Some unpaved roads are closed
Recent rains have caused extensive damage to the Lavender Canyon road, Colorado Overlook road, and the Salt/Horse road. The White Rim Road is impassable from Hardscrabble camp to Upheaval Bottom. Roads will be closed until repairs can be made. More »
Extreme Fire Danger
Due to extremely dry conditions, fire restrictions are in effect in all national park units in Utah. More »
New backcountry requirements in effect
Hard-sided bear containers are required for backpackers in parts of the Needles District. More »

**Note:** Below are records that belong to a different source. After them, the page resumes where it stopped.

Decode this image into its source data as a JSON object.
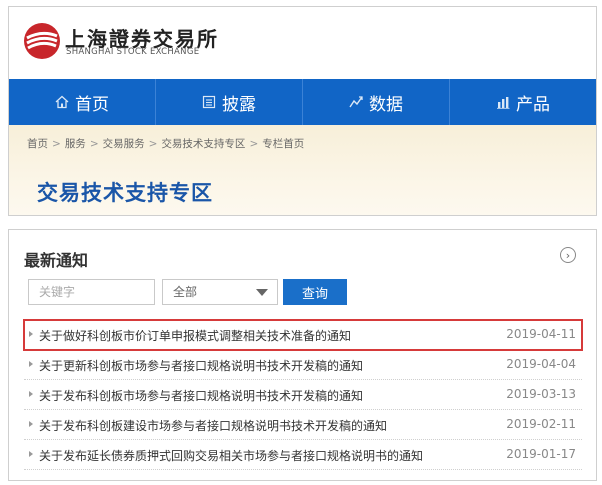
{
  "header": {
    "logo_cn": "上海證券交易所",
    "logo_en": "SHANGHAI STOCK EXCHANGE"
  },
  "nav": [
    {
      "label": "首页",
      "icon": "home-icon"
    },
    {
      "label": "披露",
      "icon": "document-icon"
    },
    {
      "label": "数据",
      "icon": "trend-icon"
    },
    {
      "label": "产品",
      "icon": "bar-chart-icon"
    }
  ],
  "breadcrumb": [
    "首页",
    "服务",
    "交易服务",
    "交易技术支持专区",
    "专栏首页"
  ],
  "breadcrumb_separator": ">",
  "banner_title": "交易技术支持专区",
  "notices": {
    "title": "最新通知",
    "search_placeholder": "关键字",
    "select_value": "全部",
    "query_label": "查询",
    "items": [
      {
        "title": "关于做好科创板市价订单申报模式调整相关技术准备的通知",
        "date": "2019-04-11",
        "highlighted": true
      },
      {
        "title": "关于更新科创板市场参与者接口规格说明书技术开发稿的通知",
        "date": "2019-04-04",
        "highlighted": false
      },
      {
        "title": "关于发布科创板市场参与者接口规格说明书技术开发稿的通知",
        "date": "2019-03-13",
        "highlighted": false
      },
      {
        "title": "关于发布科创板建设市场参与者接口规格说明书技术开发稿的通知",
        "date": "2019-02-11",
        "highlighted": false
      },
      {
        "title": "关于发布延长债券质押式回购交易相关市场参与者接口规格说明书的通知",
        "date": "2019-01-17",
        "highlighted": false
      }
    ]
  },
  "colors": {
    "nav_bg": "#1165c6",
    "title_blue": "#1a56a8",
    "button_blue": "#1a6fc9",
    "highlight_red": "#d63a3a",
    "logo_red": "#c8262b"
  }
}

The Colorado and Green rivers wind through the heart of Canyonlands, cutting through layered sandstone to form two deep canyons. Both rivers are calm upstream of the Confluence, ideal for canoes, kayaks and other shallow water craft. Below the Confluence, the combined flow of both rivers spills down Cataract Canyon with remarkable speed and power, creating a world-class stretch of white water.

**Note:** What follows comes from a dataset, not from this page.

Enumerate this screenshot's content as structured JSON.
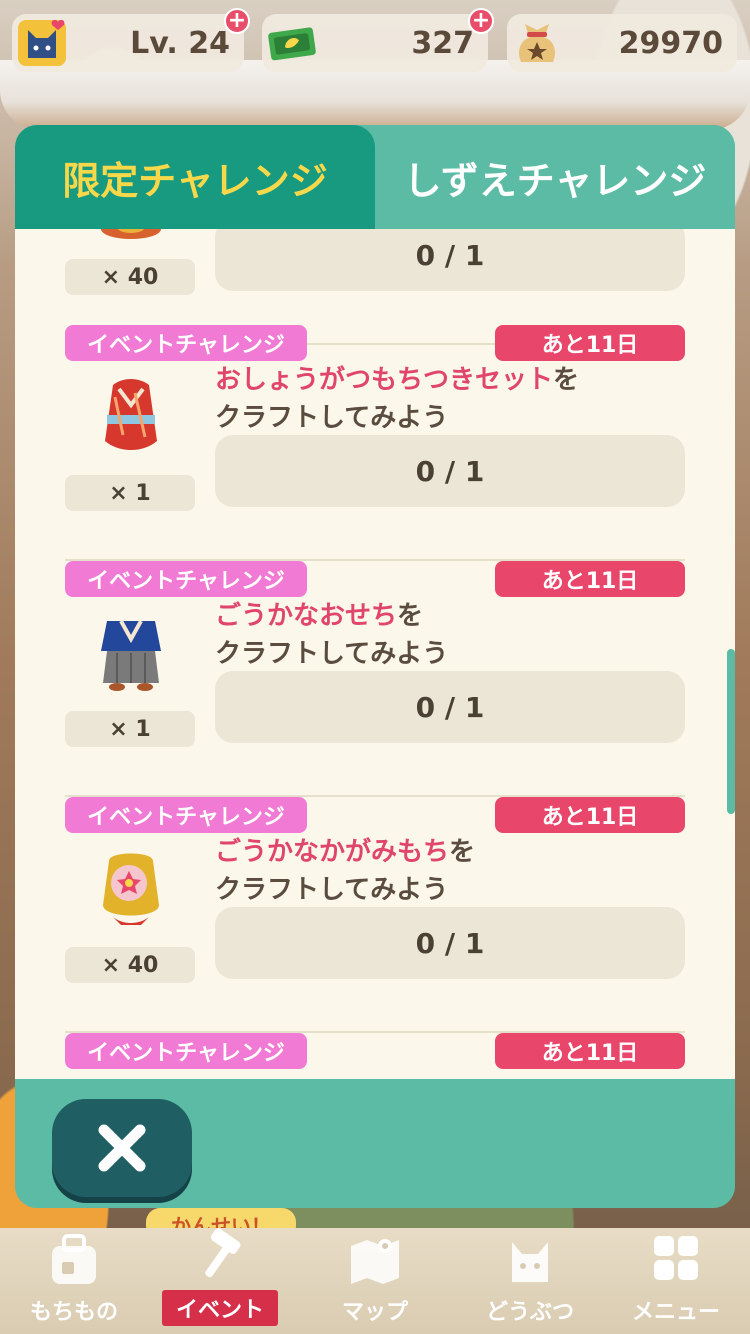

River flows are dependent upon snowmelt and rainfall. The character of the rivers changes dramatically depending on the season. High water generally stretches from early May to late June. Recorded river flows are available from the US Geological Survey, or by calling (801) 539-1311. Snowmelt peak flow forecasts are available from the Colorado Basin River Forecast Center.
On both rivers, all launch ramps are outside park boundaries. Launch locations on the Green River include Green River State Park, Ruby Ranch or Mineral Bottom. On the Colorado, boaters typically use the Potash or Moab ramps.
There is no vehicle access to the rivers near the Confluence or in Cataract Canyon. While hiking trails lead to the rivers from each of the districts, these trails are too long and rugged to be seriously considered for shuttles, unless groups use equipment designed for this purpose (e.g. pack rafts).
Two companies are licensed to provide river shuttles (upstream and downstream) in Canyonlands National Park:
For a list of shuttle services to destinations outside the park, visit www.discovermoab.com/shuttle.htm.
Did You Know?
Desert bighorn sheep live year-round in Canyonlands. These animals make their home along the rivers, negotiating the steep, rocky talus slopes with ease. Once in danger of becoming extinct, desert bighorns are making a tentative comeback thanks to the healthy herds in Canyonlands. More...